Ureteral obstruction

  • Several different causes include:

  • Mechanical obstruction

    1. Blood clot

    2. Ureteral slough

    3. Improper implantation of the ureter

    4. Ureteric calculi in the late post transplant period

  • Ureteral stricture

    1. Ischemic necrosis

    2. BK viral infection

  • Extrinsic compression

    1. Perinephric fluid collection- lymphocele, seroma, hematoma, urinoma

    2. Hernia with transplant ureter

  • Diagnosis

    Hydronephrosis and mild collecting system dilatation can be seen on renal ultrasound in the post transplant period due to ureteral edema or vesico-ureteral reflux and is not always indicative of obstruction. This can be distinguished with a radionuclide renal scan using furosemide. However, increasing hydronephrosis in an appropriate clinical setting can support a diagnosis of obstruction. A peri-nephric fluid collection can be seen on an ultrasound. Antegrade pyelogram via a percutaneous nephrostomy is the gold standard test and can serve as both diagnostic and therapeutic to evaluate the obstruction.

  • Treatment

    Treatment includes percutaneous nephrostomy tube or/and ureteral stent placement, sometimes surgical repair or correction is indicated. In the case of extrinsic compression from a perinephric fluid collection, a sample of fluid is obtained under ultrasound or CT guidance, and sent for biochemical analysis to differentiate between urinoma, lymphocele and seroma. Drainage of a lymphocele or seroma by interventional radiology may be sufficient sometimes. If resolution does not occur then surgical exploration and repair is needed. A perinephric hematoma usually requires surgical exploration and evacuation.

Urine leak or urinoma

Urine leaks usually occur because of ischemic necrosis secondary to poor vascular supply or suture failure. It presents usually in the early post-operative period or at the onset of post ATN diuresis in patients with delayed function. It is most commonly seen at the level of distal ureter, but can occur at level of renal pelvis or mid ureter due to the injury at time of procurement.

  • Diagnosis

    Patients may have markedly increased drainage from an indwelling drain (if present) or the incision itself. A simple test is to measure the creatinine and urea in the drainage fluid. In the case of a urine leak, the fluid creatinine and urea will be markedly elevated compared to the serum creatinine, which will differentiate it from lymphocele or a seroma, where these levels would be similar to serum.

    If the incision is not being drained then urine will collect around the site of anastamosis and cause significant allograft tenderness. Serum creatinine will start rising secondary to reabsorption of the creatinine from the leaked urine. A renal ultrasound may show a fluid collection. The fluid should be aspirated in sterile condition and sent for biochemical analysis to help differentiate between lymphocele/seroma and urinoma. A retrograde or an antegrade pyelogram will show contrast leakage in case of urine leak. A renal scan may show leakage of the radioisotope. Contrast will stay within the collecting system in case of lymphocele/seroma or hematoma.
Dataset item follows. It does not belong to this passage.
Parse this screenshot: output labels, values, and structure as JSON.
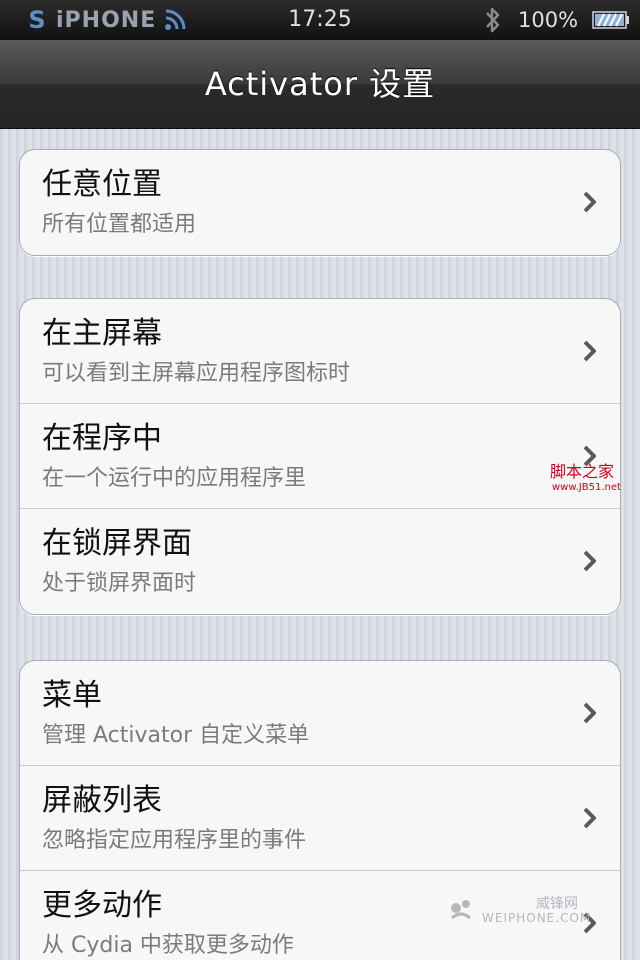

  • A foley catheter is placed immediately to help reduce intravesicular pressure and decompress the bladder. Further management may include a per-cutaneous nephrostomy tube placement, double j ureteral stent placement or surgical repair in consultation with the urological/surgical service.

What happens to patients with early graft dysfunction related to post-renal causes?

If the etiology is correctly identified, and addressed, renal function should return to normal.

How to utilize team care?

The transplant surgical team should be closely involved with these patients. Depending on the diagnosis, the patient may need to be operated on again to correct the underlying issue.

You must be a registered member of Infectious Disease Advisor to post a comment.

Sign Up for Free e-newsletters